Wednesday I am talking to the Digital Media team of Macmillan about my experience. Some charity teams don’t get the opportunity to engage with service users much so it’s good to hear things first hand. They are having an away day at an amazing venue in Kennington. It is also home to the London Bee Keepers’ Association and the room has posters of different kinds of bees (including the Mason bee – I am proud). I talk for 45 minutes with a few slides of me with and without hair, including more recent photos of just before my friend Alison and I were told off in the National Portrait Gallery for posing in front of portraits and photographing ourselves.
The woman in the right of the photograph was just coming to tell us off. They seem to enjoy my talk, even applauding and I want to say “Don’t applaud cancer!” but I suppose it’s me they are applauding, not the disease. They have kindly arranged a taxi to take me to Maggie’s where we have our final choir rehearsal before trooping across to the hospital to surprise visitors by singing around the piano. One of the choir members, Pat, an older lady who makes copious small pencil notes on her word sheets about how she is supposed to sing different sections of the songs, confides she has had a strange day. She tells me she had a shower in the morning, used deodorant and put on fresh clothes but later tells me she thought it had all been ineffective. So she did the whole procedure again but still felt something had gone wrong. She thinks she smells. I tell her if it gets too strong I will move. She also confides she doesn’t know the songs really but sings what she thinks the tune might be. She is an absolute star and I love her.

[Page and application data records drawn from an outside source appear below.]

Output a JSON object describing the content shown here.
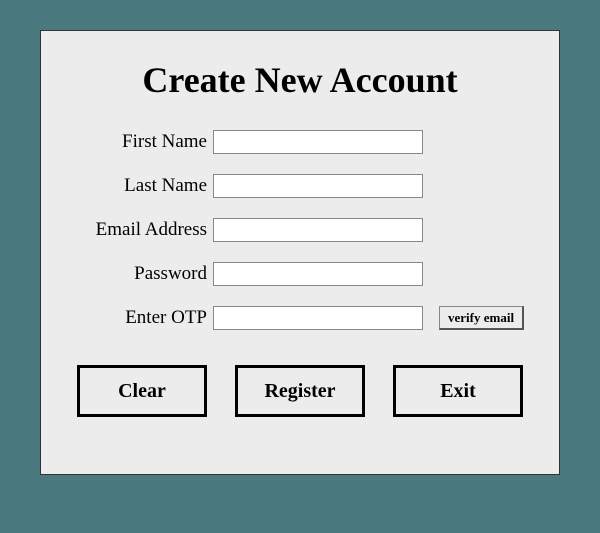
{
  "title": "Create New Account",
  "fields": {
    "firstName": {
      "label": "First Name",
      "value": ""
    },
    "lastName": {
      "label": "Last Name",
      "value": ""
    },
    "email": {
      "label": "Email Address",
      "value": ""
    },
    "password": {
      "label": "Password",
      "value": ""
    },
    "otp": {
      "label": "Enter OTP",
      "value": ""
    }
  },
  "buttons": {
    "verifyEmail": "verify email",
    "clear": "Clear",
    "register": "Register",
    "exit": "Exit"
  }
}
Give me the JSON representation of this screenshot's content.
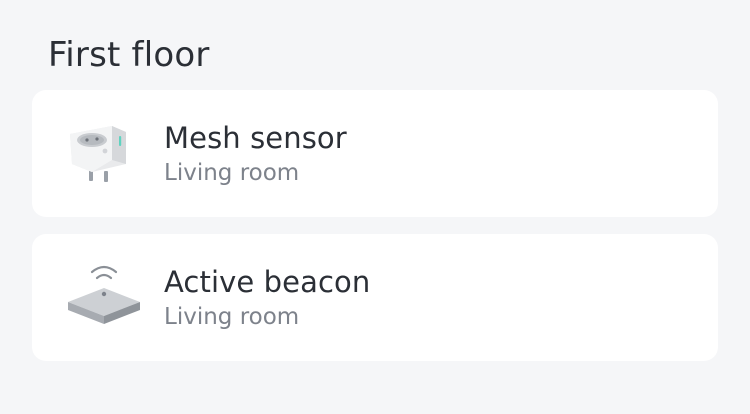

After embarrassing the Choirmaster and his lovely assistant with cards and gifts to thank them for their time, energy and encouragement, we duly ascend on the cafeteria on the first floor at Charing Cross. People in Starbucks look alarmed as we swarm around the piano, pulling on t-shirts we have been given. Mine makes me look like a sausage in a skin but they don’t have a larger one left. We go through our whole performance with one additional song. A lady with a megaphone in the cafe shouts for us to do more. People join in and wave their arms. They even applaud and passers-by take photos of us on their phones. Someone at the back videos the first song on their phone. And then it’s over. We peel away from the piano, swapping numbers, delaying the end. Some people want to continue the Wednesday afternoon singing sessions without the Choirmaster. It will not happen. The course is finished and we have to accept it. And it was huge fun. We learnt a lot, met new people, smiled and laughed.
And that’s probably why I am so tired today. A good week = a tired me. The sun is shining, though, and even though that highlights Dog’s window activities, I think they will have to be left for another day.